He went on:
It is the science which alone can tell any man what he can, and cannot, do; what he can, and cannot, have; what he can, and cannot, say, without infringing the rights of any other person.
It is the science of peace; and the only science of peace; since it is the science which alone can tell us on what conditions mankind can live in peace, or ought to live in peace, with each other."
A few years later, in a letter to President Grover Cleveland, Spooner noted that "justice is an immutable, natural principle; and not anything that can be made, unmade, or altered by any human power," adding: "It is also, at all times, and in all places, the supreme law. And being everywhere and always the supreme law, it is necessarily everywhere and always the only law." (For a further discussion, see Long's posts "No Law But Just Laws?" and "No Law But the Natural Law?" here. Scroll down.)
So where does that leave our so-called lawmakers in Washington? Spooner replied:
Lawmakers, as they call themselves, can add nothing to it, nor take anything from it. Therefore all their laws, as they call them,—that is, all the laws of their own making,—have no color of authority or obligation. It is a falsehood to call them laws; for there is nothing in them that either creates men's duties or rights, or enlightens them as to their duties or rights. There is consequently nothing binding or obligatory about them. And nobody is bound to take the least notice of them, unless it be to trample them under foot, as usurpations. [Emphasis added.]
If they command men to do justice, they add nothing to men's obligation to do it, or to any man's right to enforce it. They are therefore mere idle wind, such as would be commands to consider the day as day, and the night as night.
If they command or license any man to do injustice, they are criminal on their face. If they command any man to do anything which justice does not require him to do, they are simple, naked usurpations and tyrannies. If they forbid any man to do anything, which justice could permit him to do, they are criminal invasions of his natural and rightful liberty. In whatever light, therefore, they are viewed, they are utterly destitute of everything like authority or obligation.
It is intrinsically just as false, absurd, ludicrous, and ridiculous to say that lawmakers, so-called, can invent and make any laws, of their own, authoritatively fixing, or declaring, the rights of individuals, or that shall be in any manner authoritative or obligatory upon individuals, or that individuals may rightfully be compelled to obey, as it would be to say that they can invent and make such mathematics, chemistry, physiology, or other sciences, as they see fit, and rightfully compel individuals to conform all their actions to them, instead of conforming them to the mathematics, chemistry, physiology, or other sciences of nature.

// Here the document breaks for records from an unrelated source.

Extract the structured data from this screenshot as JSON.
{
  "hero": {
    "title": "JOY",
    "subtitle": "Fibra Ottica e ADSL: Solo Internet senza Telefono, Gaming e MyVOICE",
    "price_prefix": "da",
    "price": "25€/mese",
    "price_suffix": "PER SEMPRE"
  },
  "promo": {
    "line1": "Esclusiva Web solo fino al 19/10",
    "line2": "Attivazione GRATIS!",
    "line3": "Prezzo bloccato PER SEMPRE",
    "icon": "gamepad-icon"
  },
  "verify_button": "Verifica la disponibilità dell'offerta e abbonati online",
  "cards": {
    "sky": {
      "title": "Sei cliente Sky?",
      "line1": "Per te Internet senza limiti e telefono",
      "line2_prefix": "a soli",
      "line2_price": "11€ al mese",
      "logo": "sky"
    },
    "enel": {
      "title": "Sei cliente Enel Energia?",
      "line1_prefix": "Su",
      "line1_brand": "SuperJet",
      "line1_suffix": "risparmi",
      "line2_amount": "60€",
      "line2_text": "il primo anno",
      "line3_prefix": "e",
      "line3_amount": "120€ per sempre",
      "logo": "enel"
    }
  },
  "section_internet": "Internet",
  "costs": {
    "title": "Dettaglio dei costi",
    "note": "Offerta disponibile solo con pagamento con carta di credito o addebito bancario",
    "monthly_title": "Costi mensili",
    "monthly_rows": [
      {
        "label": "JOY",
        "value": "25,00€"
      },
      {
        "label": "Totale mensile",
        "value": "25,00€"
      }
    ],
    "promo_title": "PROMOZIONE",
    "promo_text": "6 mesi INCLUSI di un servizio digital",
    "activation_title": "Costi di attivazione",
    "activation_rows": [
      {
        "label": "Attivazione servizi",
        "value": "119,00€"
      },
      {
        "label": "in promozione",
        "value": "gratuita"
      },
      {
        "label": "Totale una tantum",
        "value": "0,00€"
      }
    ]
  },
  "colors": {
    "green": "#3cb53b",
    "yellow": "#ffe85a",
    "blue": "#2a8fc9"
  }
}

We can now see that any law requiring government permission to enter territory presumptuously described as being under the jurisdiction of the American State—that is, any regulation of immigration—is, in Spooner's words, a simple, naked usurpation and tyranny.
Since immigrants without papers do not violate the natural law, they violate no law at all. Thus amnesty would be as inappropriate as deportation. To deny this truth is to deny natural rights and to sanctify the injustice that is embodied in the state.
Trump and his rivals insist that if government does not enforce the borders we have no country. Perhaps, but so what? As Patrick Henry said when asserting the rights of Americans before the American Revolution: "If this be treason, make the most of it."
This piece originally appeared at Richman's "Free Association" blog.